* [What this task involves]:
Take from the data every line in which the word "ylabel" is found.

[Listed records — start]

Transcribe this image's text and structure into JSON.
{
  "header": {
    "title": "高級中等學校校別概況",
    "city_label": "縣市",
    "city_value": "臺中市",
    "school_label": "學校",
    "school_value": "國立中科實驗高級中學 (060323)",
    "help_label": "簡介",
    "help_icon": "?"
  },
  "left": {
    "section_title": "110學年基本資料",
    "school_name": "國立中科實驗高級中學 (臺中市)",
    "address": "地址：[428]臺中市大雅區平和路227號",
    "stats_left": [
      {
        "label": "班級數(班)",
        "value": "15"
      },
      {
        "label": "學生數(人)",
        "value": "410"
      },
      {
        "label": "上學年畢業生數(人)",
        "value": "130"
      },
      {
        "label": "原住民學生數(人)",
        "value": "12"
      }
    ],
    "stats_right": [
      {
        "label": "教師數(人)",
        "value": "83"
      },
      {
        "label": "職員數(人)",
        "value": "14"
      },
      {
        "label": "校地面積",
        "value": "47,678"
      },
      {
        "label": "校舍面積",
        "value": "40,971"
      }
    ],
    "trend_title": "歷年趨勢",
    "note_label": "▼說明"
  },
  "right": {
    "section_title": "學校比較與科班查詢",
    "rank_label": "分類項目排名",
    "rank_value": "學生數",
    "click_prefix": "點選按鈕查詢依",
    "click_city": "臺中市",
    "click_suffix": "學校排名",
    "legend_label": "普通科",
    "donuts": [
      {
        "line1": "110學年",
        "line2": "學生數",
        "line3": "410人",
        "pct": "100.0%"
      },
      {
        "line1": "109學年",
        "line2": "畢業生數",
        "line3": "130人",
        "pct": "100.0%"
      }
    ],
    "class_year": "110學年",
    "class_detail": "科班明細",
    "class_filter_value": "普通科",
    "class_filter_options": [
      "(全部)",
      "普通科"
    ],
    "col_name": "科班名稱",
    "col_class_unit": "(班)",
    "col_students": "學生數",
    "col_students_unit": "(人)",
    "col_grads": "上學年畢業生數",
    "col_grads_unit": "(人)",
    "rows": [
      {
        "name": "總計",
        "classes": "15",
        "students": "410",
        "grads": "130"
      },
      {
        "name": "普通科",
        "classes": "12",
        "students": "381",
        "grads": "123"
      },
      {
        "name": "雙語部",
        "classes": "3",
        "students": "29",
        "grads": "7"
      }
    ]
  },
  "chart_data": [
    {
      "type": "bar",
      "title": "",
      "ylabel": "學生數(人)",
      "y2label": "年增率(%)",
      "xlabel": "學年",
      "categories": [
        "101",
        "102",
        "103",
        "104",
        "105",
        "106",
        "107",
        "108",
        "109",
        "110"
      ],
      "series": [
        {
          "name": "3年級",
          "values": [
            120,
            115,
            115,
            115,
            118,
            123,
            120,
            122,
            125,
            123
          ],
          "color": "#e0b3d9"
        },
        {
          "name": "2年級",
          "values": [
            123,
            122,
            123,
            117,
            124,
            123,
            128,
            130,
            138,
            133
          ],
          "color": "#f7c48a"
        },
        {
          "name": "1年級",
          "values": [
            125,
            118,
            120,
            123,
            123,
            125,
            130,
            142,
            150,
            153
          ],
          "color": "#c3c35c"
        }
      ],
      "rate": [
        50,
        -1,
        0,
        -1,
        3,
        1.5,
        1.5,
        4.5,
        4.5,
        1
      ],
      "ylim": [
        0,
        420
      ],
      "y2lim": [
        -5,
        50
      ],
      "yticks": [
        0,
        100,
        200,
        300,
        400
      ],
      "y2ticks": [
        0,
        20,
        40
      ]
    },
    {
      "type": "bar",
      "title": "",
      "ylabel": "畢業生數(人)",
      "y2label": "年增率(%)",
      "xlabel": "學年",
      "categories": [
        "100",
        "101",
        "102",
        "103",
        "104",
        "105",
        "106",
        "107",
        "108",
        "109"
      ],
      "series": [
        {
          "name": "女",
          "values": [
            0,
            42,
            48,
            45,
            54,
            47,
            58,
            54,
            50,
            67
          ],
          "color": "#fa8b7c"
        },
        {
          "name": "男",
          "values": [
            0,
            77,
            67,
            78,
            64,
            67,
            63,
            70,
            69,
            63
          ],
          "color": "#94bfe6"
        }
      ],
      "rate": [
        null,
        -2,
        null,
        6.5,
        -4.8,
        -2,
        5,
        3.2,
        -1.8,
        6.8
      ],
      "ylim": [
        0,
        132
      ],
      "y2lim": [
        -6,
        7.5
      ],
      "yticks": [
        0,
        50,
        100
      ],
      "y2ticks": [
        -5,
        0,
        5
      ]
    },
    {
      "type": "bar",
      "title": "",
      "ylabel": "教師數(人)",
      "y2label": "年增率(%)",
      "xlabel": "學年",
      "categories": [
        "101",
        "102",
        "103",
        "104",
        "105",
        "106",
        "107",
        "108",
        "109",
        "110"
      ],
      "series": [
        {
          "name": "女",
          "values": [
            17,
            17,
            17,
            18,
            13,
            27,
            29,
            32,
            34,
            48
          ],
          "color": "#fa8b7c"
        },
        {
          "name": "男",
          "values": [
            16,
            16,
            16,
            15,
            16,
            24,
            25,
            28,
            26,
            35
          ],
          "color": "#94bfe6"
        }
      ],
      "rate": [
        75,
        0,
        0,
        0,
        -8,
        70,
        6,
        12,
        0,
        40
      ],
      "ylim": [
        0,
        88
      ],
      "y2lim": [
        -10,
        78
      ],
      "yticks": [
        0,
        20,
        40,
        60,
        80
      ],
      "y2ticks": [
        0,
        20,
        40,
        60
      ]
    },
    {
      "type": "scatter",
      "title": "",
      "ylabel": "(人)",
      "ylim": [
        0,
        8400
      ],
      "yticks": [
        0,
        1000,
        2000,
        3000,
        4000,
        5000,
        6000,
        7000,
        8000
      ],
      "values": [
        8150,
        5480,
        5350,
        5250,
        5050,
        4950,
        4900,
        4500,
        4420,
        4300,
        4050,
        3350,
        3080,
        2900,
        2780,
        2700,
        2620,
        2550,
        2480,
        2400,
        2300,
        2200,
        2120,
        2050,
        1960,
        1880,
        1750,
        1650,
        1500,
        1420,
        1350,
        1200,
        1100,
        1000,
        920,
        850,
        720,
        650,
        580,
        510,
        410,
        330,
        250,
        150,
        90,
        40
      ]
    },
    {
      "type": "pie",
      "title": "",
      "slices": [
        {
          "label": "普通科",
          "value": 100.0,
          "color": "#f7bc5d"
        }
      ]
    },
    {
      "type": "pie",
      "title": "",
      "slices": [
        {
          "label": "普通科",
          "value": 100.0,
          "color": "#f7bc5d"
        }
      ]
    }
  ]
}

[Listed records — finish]
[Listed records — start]

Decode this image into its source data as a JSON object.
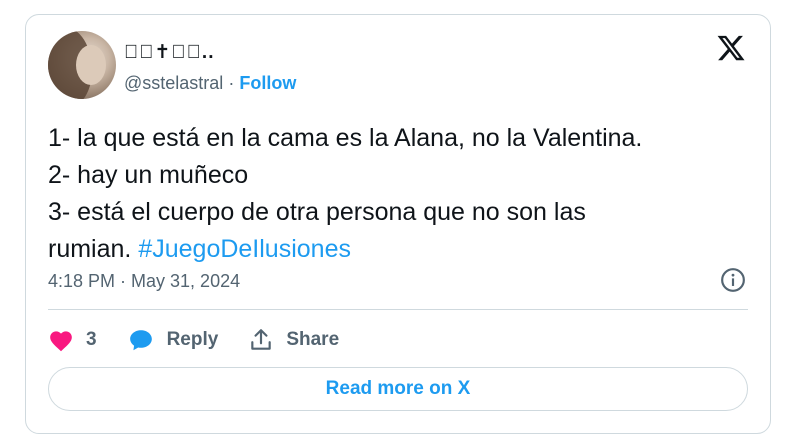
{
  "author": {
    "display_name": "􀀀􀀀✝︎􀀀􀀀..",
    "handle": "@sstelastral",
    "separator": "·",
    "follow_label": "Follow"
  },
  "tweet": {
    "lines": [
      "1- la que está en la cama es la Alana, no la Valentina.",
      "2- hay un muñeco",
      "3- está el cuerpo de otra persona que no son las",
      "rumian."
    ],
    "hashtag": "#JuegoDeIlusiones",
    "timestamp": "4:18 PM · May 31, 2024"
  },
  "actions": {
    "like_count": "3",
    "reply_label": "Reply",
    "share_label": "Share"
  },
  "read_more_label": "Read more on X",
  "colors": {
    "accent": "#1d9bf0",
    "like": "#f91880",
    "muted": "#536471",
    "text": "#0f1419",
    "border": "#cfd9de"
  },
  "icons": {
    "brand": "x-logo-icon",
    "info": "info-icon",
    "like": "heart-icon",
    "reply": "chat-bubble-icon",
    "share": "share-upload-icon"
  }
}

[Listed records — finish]
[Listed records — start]

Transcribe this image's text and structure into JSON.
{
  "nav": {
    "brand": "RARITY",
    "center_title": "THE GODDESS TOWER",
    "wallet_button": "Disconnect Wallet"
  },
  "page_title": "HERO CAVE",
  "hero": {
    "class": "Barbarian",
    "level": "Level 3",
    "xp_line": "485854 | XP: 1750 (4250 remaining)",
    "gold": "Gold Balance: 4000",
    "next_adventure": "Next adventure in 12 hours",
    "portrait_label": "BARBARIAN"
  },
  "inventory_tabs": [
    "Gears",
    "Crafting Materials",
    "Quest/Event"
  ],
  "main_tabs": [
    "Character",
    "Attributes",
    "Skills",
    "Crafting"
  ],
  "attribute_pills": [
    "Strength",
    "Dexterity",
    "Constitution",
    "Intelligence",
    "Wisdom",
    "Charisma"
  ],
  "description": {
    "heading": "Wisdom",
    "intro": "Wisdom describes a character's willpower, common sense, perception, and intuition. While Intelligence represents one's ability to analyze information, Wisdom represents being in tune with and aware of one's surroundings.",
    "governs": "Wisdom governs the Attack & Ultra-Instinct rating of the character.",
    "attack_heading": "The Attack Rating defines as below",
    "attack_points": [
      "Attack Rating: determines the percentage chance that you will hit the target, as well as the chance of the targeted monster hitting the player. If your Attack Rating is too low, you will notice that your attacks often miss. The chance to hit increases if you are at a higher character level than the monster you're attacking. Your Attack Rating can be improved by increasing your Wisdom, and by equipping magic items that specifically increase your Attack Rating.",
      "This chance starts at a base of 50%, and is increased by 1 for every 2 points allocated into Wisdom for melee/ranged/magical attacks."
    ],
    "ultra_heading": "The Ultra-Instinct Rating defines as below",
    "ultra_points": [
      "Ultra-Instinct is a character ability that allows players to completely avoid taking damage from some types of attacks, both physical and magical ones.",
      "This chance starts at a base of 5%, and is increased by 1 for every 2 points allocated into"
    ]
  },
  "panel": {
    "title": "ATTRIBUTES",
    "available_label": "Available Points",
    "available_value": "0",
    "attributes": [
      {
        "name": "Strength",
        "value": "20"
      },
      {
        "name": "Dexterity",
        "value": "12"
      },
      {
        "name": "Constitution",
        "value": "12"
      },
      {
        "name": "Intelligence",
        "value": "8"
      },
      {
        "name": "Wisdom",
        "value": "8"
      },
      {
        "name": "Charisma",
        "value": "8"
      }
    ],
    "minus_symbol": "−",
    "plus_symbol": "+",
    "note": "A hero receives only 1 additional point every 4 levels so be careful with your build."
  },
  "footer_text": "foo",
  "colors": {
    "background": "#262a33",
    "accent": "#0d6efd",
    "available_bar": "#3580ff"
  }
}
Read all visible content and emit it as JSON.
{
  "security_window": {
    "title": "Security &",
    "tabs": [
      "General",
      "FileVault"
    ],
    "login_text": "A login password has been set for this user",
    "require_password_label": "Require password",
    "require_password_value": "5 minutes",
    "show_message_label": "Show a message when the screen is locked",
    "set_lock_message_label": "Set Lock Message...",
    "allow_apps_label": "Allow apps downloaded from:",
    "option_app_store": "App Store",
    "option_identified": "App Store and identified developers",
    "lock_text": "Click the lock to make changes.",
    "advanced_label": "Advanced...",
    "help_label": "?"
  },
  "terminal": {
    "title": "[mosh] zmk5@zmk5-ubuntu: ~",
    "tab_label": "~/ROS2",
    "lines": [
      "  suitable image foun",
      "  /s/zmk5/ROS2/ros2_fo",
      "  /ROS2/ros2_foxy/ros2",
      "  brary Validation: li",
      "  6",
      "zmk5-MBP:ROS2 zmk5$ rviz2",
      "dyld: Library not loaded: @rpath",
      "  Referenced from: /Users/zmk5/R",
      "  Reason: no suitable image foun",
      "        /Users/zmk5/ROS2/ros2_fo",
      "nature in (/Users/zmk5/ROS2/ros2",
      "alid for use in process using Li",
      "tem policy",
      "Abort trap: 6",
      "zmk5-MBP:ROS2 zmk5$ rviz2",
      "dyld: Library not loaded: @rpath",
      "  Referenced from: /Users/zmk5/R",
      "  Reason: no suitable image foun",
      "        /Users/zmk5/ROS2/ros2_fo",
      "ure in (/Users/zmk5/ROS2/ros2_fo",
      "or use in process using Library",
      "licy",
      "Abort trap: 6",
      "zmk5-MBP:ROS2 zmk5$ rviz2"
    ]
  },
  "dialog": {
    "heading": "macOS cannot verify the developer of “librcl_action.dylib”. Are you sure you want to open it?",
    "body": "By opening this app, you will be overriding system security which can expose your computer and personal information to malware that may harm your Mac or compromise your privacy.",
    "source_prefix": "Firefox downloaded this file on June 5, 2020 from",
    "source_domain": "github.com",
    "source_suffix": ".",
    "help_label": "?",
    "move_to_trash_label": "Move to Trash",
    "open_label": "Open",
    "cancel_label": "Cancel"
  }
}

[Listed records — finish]

* [Written answer]:
      "ylabel": "學生數(人)",
      "ylabel": "畢業生數(人)",
      "ylabel": "教師數(人)",
      "ylabel": "(人)",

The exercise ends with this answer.